I recently did an experiment in which I had bump a dynamic cart into another one with their magnets facing inwards to emulate a perfectly inelastic collision. Upon examining the initial and the final momentum of the cart, the final momentum was slightly less. Where did that fraction go, other than experimental error?
3. The attempt at a solution

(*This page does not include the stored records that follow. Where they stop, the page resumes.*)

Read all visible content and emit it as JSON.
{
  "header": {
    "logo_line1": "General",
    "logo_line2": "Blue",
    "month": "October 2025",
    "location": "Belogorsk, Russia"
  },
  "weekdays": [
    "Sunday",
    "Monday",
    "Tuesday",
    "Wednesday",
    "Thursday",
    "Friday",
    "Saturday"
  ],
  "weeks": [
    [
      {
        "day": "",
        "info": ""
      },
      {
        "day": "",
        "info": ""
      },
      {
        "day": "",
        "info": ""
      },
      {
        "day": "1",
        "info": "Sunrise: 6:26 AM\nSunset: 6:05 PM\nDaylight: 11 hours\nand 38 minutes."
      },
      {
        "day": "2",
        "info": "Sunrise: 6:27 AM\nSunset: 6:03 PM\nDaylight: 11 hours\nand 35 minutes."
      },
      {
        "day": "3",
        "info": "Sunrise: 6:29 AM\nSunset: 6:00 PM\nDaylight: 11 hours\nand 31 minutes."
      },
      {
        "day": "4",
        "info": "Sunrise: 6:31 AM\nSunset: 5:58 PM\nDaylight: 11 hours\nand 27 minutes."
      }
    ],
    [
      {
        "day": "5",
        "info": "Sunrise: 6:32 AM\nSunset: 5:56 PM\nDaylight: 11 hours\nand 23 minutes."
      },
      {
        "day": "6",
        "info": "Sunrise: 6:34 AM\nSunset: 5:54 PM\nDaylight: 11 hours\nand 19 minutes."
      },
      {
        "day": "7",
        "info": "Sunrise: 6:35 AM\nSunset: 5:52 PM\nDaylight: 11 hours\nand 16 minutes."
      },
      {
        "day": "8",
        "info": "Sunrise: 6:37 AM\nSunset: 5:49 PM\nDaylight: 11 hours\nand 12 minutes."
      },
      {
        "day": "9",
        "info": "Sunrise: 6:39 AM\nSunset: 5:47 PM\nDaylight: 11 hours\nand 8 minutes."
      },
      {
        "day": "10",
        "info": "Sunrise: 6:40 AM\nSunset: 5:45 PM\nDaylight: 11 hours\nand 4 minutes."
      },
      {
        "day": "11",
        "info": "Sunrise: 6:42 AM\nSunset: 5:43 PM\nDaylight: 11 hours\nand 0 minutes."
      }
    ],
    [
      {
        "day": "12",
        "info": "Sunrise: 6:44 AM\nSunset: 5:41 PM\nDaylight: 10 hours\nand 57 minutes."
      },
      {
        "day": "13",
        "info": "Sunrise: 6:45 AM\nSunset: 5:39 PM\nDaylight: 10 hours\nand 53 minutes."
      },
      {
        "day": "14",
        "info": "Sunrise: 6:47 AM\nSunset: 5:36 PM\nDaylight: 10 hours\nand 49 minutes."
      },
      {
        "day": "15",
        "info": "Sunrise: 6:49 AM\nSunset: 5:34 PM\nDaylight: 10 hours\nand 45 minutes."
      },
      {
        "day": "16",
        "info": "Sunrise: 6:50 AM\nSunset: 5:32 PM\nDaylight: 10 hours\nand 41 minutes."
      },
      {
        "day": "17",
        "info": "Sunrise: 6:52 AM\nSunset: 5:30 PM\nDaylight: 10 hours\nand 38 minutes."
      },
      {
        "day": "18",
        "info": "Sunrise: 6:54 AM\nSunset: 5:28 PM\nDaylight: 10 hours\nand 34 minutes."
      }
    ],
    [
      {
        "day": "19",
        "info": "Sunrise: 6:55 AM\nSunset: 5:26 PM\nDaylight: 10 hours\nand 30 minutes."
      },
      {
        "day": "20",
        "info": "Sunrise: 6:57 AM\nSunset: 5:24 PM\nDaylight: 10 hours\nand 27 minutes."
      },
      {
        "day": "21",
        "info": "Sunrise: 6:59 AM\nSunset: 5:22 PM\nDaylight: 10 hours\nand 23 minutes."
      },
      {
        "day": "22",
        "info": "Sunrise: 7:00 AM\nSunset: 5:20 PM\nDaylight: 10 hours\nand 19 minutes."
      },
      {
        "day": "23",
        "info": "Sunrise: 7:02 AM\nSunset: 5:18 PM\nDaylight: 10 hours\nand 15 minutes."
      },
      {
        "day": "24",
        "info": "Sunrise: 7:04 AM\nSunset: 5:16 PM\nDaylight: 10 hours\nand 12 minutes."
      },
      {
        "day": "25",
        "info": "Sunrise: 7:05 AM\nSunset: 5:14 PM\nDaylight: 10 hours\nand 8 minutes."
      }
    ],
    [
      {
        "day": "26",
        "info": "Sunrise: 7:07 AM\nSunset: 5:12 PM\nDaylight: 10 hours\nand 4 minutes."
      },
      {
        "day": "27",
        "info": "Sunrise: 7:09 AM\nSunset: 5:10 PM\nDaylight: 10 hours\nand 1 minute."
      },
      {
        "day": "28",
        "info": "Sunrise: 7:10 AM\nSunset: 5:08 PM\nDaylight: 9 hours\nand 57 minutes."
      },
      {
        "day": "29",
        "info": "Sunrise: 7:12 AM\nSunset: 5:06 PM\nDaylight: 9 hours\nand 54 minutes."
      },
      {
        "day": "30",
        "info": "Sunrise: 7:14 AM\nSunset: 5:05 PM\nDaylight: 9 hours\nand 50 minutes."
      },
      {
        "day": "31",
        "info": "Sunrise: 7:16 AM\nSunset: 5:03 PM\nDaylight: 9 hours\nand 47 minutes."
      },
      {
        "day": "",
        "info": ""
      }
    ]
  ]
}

My hypothesis is that there is friction acting upon the motion of the carts, so the velocity measured is less than it it should be, resulting in less momentum. Because momentum = mv. Also, because of the connection between kinetic energy and momentum. We know that kinetic energy is not conserved, so if a lot of the kinetic energy is lost as sound/heat energy, then the carts would have less kinetic energy than it would have in a perfect ideal situation. And less kinetic energy = less velocity = less momentum than it would have. So that’s my hypothesis of why the final momentum is less than it’s initial in terms of the calculations. But ofc, it’s suppose to be conserved.